Based on the Moulsecoombe and Bevendean estates in Brighton, the Bevendean Community Pub, better known today as ‘The Bevy’, was reopened by local campaigners who saw beyond its previous bad reputation when it was closed down by the police. They recognised the pub’s importance as the only one on an estate of 18,000 people, providing vital community space. They simply couldn’t let it slip away.

Two years on, The Bevy is now a popular community owned pub, helping improve the lives of local people. The Bevy prioritises provision of healthy, accessibly priced food in an area in the top 5% of deprivation in the country. With a Power to Change grant of £175,257, The Bevy has hired a second chef and rolled out their kitchen service seven days a week. They have also established a community kitchen where they can teach local people how to cook their own healthy meals from low cost ingredients and grow fruit and veg in their community garden, breaking the cycle of a poor diet leading to poor health.

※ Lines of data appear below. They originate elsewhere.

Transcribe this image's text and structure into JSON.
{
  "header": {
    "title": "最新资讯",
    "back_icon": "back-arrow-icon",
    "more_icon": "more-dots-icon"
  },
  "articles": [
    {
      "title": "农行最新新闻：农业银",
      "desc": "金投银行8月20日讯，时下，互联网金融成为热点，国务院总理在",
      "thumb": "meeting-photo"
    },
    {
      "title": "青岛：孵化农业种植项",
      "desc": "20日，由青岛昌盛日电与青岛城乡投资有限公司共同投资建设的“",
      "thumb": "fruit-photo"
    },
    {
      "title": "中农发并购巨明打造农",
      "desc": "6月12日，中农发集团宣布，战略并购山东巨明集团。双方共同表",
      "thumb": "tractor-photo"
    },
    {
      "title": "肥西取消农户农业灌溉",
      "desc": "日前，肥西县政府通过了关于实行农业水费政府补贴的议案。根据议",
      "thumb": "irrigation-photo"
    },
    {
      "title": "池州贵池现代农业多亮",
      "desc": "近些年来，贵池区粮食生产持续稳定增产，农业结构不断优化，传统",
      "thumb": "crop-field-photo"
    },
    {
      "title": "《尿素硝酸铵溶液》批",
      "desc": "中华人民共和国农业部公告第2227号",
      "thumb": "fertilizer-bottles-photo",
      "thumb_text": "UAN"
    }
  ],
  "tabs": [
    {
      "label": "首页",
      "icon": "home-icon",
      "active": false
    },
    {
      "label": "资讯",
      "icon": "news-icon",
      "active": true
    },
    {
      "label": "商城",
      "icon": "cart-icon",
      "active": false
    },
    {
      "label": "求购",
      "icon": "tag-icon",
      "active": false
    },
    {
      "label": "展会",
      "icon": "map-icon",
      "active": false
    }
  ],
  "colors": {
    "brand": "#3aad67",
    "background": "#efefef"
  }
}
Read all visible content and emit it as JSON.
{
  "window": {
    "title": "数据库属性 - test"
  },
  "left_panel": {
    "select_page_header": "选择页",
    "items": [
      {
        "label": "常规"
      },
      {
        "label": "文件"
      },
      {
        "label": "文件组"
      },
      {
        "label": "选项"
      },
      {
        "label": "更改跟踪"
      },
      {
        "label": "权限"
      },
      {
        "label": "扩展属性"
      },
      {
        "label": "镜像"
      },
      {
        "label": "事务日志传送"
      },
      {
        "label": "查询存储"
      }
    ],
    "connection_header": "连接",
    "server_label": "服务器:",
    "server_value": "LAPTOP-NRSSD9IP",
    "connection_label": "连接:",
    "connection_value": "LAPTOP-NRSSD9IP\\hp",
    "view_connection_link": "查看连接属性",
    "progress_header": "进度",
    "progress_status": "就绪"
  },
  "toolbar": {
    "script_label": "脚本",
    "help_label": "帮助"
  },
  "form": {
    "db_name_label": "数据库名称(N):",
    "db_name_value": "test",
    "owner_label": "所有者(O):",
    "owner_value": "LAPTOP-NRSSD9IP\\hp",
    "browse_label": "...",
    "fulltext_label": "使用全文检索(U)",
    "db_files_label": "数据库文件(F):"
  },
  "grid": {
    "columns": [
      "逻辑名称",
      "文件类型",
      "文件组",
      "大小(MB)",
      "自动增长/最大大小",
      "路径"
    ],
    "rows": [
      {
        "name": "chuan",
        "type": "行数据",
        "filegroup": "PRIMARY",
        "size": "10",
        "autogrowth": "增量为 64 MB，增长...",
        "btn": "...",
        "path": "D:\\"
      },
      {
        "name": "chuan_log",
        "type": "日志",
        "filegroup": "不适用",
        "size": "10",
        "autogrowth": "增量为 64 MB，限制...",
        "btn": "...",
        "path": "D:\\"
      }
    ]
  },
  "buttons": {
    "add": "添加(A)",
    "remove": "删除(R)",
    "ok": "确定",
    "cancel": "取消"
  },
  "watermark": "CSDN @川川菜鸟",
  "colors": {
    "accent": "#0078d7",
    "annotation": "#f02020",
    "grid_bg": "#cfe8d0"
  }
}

The grant also funded the building of outside space, making it a safe place for families to visit. The grant also stretched to fund a minibus which picks up elderly or disabled members of the community from areas where bus services don’t run, and brings them to weekly ‘Friday Friends’ seniors’ lunch club in a safe and dignified manner, where they enjoy lunch, bingo and a chance to get out and socialise. This is often the only time they get out of the house all week.

The Bevy has transformed itself into much more than a drinking establishment, offering local residents a variety of clubs to meet one another including: the Bevy choir, monthly repair clubs, walking and running clubs, darts team and pigeon fanciers.

 

How did they do it?

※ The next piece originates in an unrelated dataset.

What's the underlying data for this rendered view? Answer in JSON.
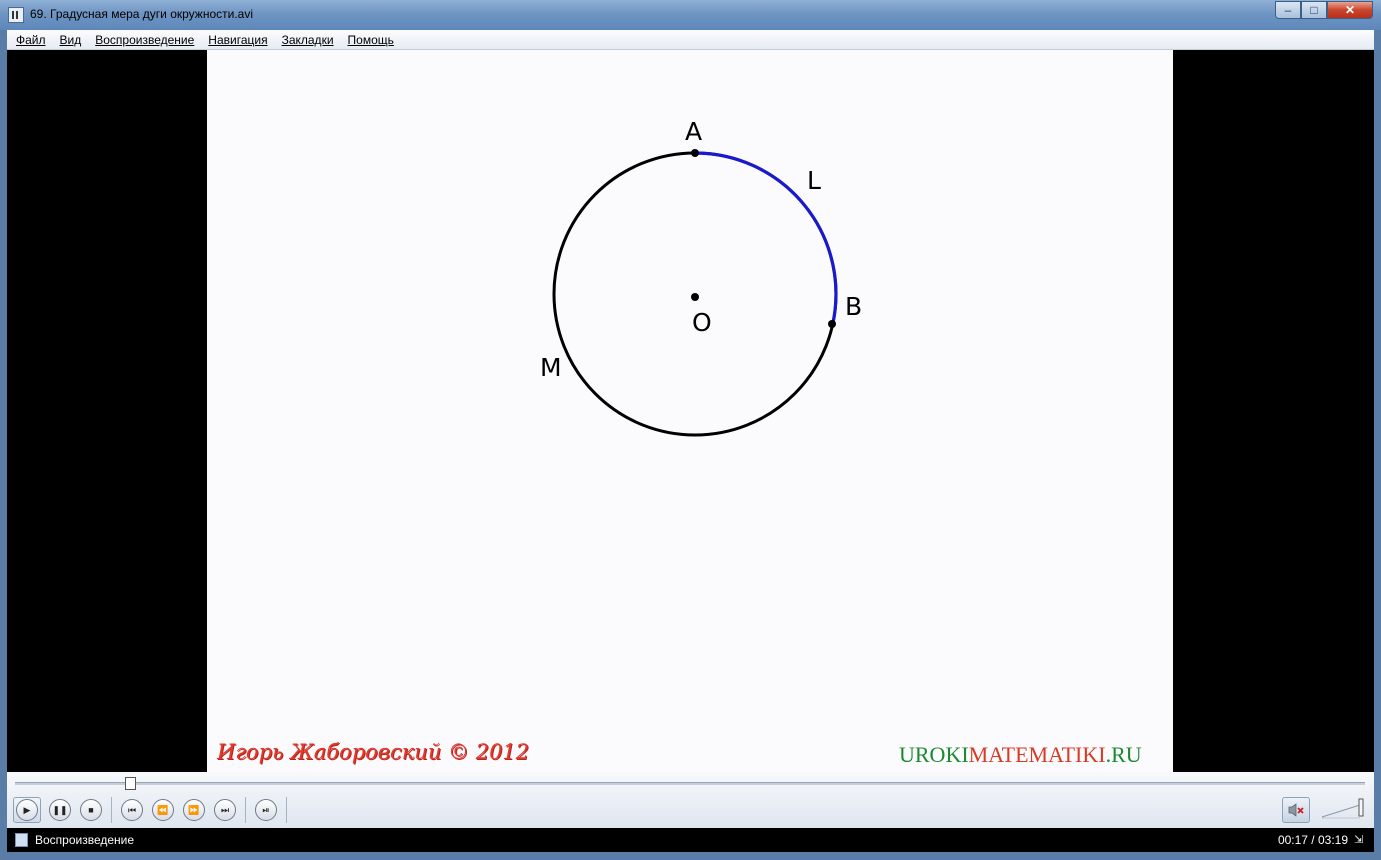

In initial meetings, local people said the Bevy should be more than a pub, given the area has so few community spaces. So they came together and raised £50,000 from over 700 local people – the most shareholders of any co-op pub in the UK. At the first AGM, it was agreed that 70% of committee members must come from the local area, with deep roots in the community.

Now, the Bevy is a community pub owned by people on the estate, dedicated to improving their lives in ways beyond an affordable pint.

Making a name for themselves in Brighton and beyond

The Bevy’s work hasn’t gone unnoticed, as it won the prestigious Brighton and Hove ‘Best Business in the Community’ award and made it to the finals of the Great British Pubs as one of the best community pubs in the UK. The Bevy also featured on the One Show with Suggs from Madness pulling the pints and discussing the decline of the Great British Pub and what local people can do to save their local.

Making a difference to real people

The Mayor of Brighton, Pete West:

“In my view, The Bevy is probably the best thing going on in Brighton right now. Much more than a pub, this cooperative project is a hub for local services and has rapidly become the heart of community life”

‘‘Imagine living in a city in the UK and thinking “I quite fancy a pint” but realising you faced a four mile walk to get to your nearest pub. That’s the dilemma local people here had to face for five years, until community activists fought and opened the only community pub on a working class estate in the UK – the Bevy”

Warren Carter

Chair of The Bevy